- Object Number
- Arrow-Shaped Openwork Ornament
- Work Type
- 2nd-6th century CE
Creation Place: Ancient & Byzantine World, Asia, Antioch (Syria)
Find Spot: Middle East, Turkey
- Persistent Link
- Physical Descriptions
- Mixed copper alloy
- Cast and hammered
- 9.4 x 1.9 x 0.4 cm (3 11/16 x 3/4 x 3/16 in.)
- Technical Details
Technical Observations: Some of the patina is brown, but the majority is metallic. Some corrosion pitting is present, but there are no corrosion products remaining. They were stripped away using an electrolytic or electrochemical technique.
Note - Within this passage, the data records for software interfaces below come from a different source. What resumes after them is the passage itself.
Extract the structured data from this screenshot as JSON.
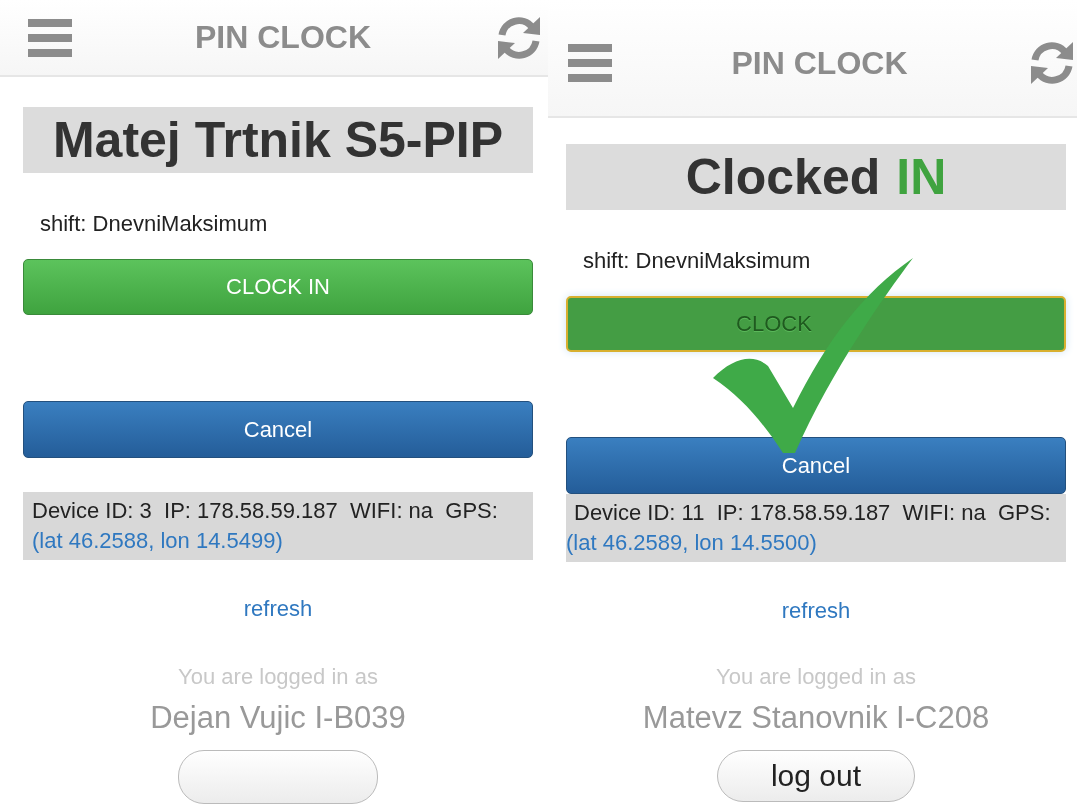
{
  "panels": [
    {
      "header": {
        "title": "PIN CLOCK"
      },
      "title_parts": [
        {
          "text": "Matej Trtnik S5-PIP",
          "color": "#333333"
        }
      ],
      "shift": "shift: DnevniMaksimum",
      "clock_button": {
        "label": "CLOCK IN",
        "disabled": false
      },
      "cancel_button": "Cancel",
      "device_info": "Device ID: 3  IP: 178.58.59.187  WIFI: na  GPS:",
      "gps_link": "(lat 46.2588, lon 14.5499)",
      "refresh_link": "refresh",
      "logged_in_label": "You are logged in as",
      "user_name": "Dejan Vujic I-B039"
    },
    {
      "header": {
        "title": "PIN CLOCK"
      },
      "title_parts": [
        {
          "text": "Clocked",
          "color": "#333333"
        },
        {
          "text": "IN",
          "color": "#3fa33f"
        }
      ],
      "shift": "shift: DnevniMaksimum",
      "clock_button": {
        "label": "CLOCK",
        "disabled": true
      },
      "cancel_button": "Cancel",
      "device_info": "Device ID: 11  IP: 178.58.59.187  WIFI: na  GPS:",
      "gps_link": "(lat 46.2589, lon 14.5500)",
      "refresh_link": "refresh",
      "logged_in_label": "You are logged in as",
      "user_name": "Matevz Stanovnik I-C208",
      "logout_button": "log out",
      "confirmed_check": true
    }
  ]
}
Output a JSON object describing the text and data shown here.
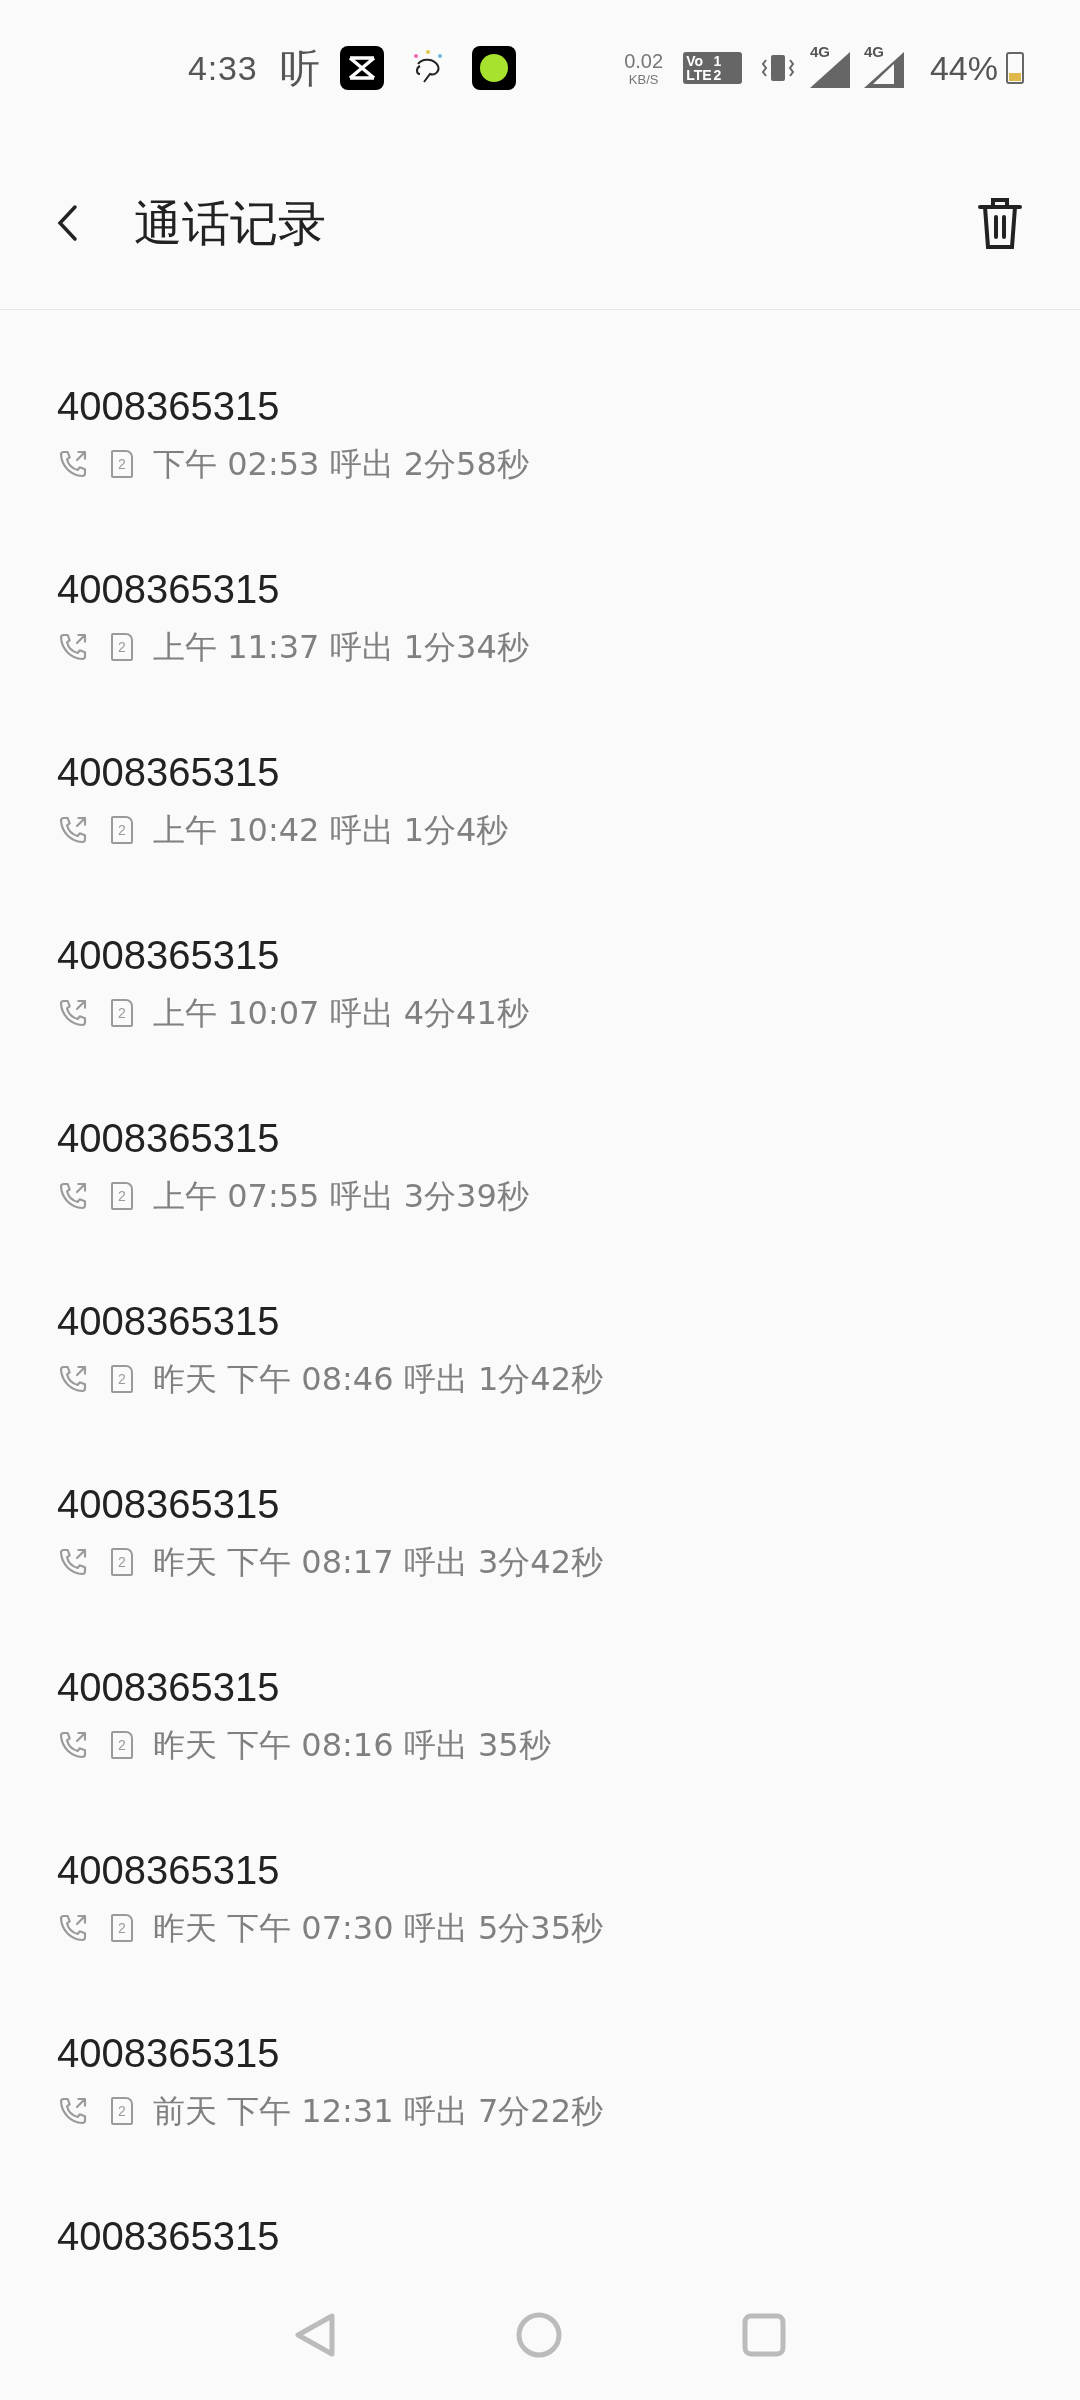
{
  "status_bar": {
    "time": "4:33",
    "app_glyph": "听",
    "speed_value": "0.02",
    "speed_unit": "KB/S",
    "volte": [
      "Vo",
      "1",
      "LTE",
      "2"
    ],
    "network_labels": [
      "4G",
      "4G"
    ],
    "battery": "44%",
    "battery_icon": {
      "level": 0.3
    }
  },
  "header": {
    "title": "通话记录"
  },
  "calls": [
    {
      "number": "4008365315",
      "sim": "2",
      "detail": "下午 02:53 呼出 2分58秒"
    },
    {
      "number": "4008365315",
      "sim": "2",
      "detail": "上午 11:37 呼出 1分34秒"
    },
    {
      "number": "4008365315",
      "sim": "2",
      "detail": "上午 10:42 呼出 1分4秒"
    },
    {
      "number": "4008365315",
      "sim": "2",
      "detail": "上午 10:07 呼出 4分41秒"
    },
    {
      "number": "4008365315",
      "sim": "2",
      "detail": "上午 07:55 呼出 3分39秒"
    },
    {
      "number": "4008365315",
      "sim": "2",
      "detail": "昨天 下午 08:46 呼出 1分42秒"
    },
    {
      "number": "4008365315",
      "sim": "2",
      "detail": "昨天 下午 08:17 呼出 3分42秒"
    },
    {
      "number": "4008365315",
      "sim": "2",
      "detail": "昨天 下午 08:16 呼出 35秒"
    },
    {
      "number": "4008365315",
      "sim": "2",
      "detail": "昨天 下午 07:30 呼出 5分35秒"
    },
    {
      "number": "4008365315",
      "sim": "2",
      "detail": "前天 下午 12:31 呼出 7分22秒"
    },
    {
      "number": "4008365315"
    }
  ]
}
The small end may be missing an additional section. The implement was made by casting. The reverse side is flat. The holes in the oval midsection may have been for mechanical attachment, such as with rivets. Although no tool marks are visible because the surface was stripped, the flat sections were probably hammered from the square shaft. The grooved decoration of the shaft could have been made by either hammering or abrasive filing. The holes are perfectly round and were drilled. The heart-shape was probably cut using a saw.
Carol Snow and Henry Lie (submitted 2002, updated 2010)
- Excavated from Antioch (no. c855-U801) (Turkey, Hatay) by the Syrian Department of Antiquities (later the Hatay government) and the Committee for the Excavation of Antioch and Its Vicinity, (1935-1939), dispersed; to Fogg Art Museum, 1940.
- Acquisition and Rights
- Credit Line
- Harvard Art Museums/Arthur M. Sackler Museum, Gift of the Committee for the Excavation of Antioch and its Vicinity
- Accession Year
- Object Number
- Asian and Mediterranean Art
Published Catalogue Text: Ancient Mediterranean and Near Eastern Bronzes at the Harvard Art Museums
This ornament is topped by an elongated leaf-shape with a heart-shaped perforation. The shaft of the ornament is decorated by a series of beads separated by double collars. Near the midpoint of the shaft, which is up to 3 cm thick, is an oval disc that has six perforations, three on each side, for attachment. This object would have lain flat against the object to which it was attached (1).
1. For similar attachments, see Z. Mráv, “Auf Reisewagen applizierte ‘Benefiziarierabzeichen’ aus zwei nordostpannonischen Wagengräbern: Die eraviskische Stammeselite im Dienste Roms,” Archaeologiai Értesíto 136 (2011): 21-61, esp. fig. 9.
- Exhibition History
Antioch-on-the-Orontes: Excavating an Early Byzantine City, Dumbarton Oaks Research Library & Collection, Washington, 04/07/2010 - 10/10/2010
- Subjects and Contexts
This record has been reviewed by the curatorial staff but may be incomplete. Our records are frequently revised and enhanced. For more information please contact the Division of Asian and Mediterranean Art at firstname.lastname@example.org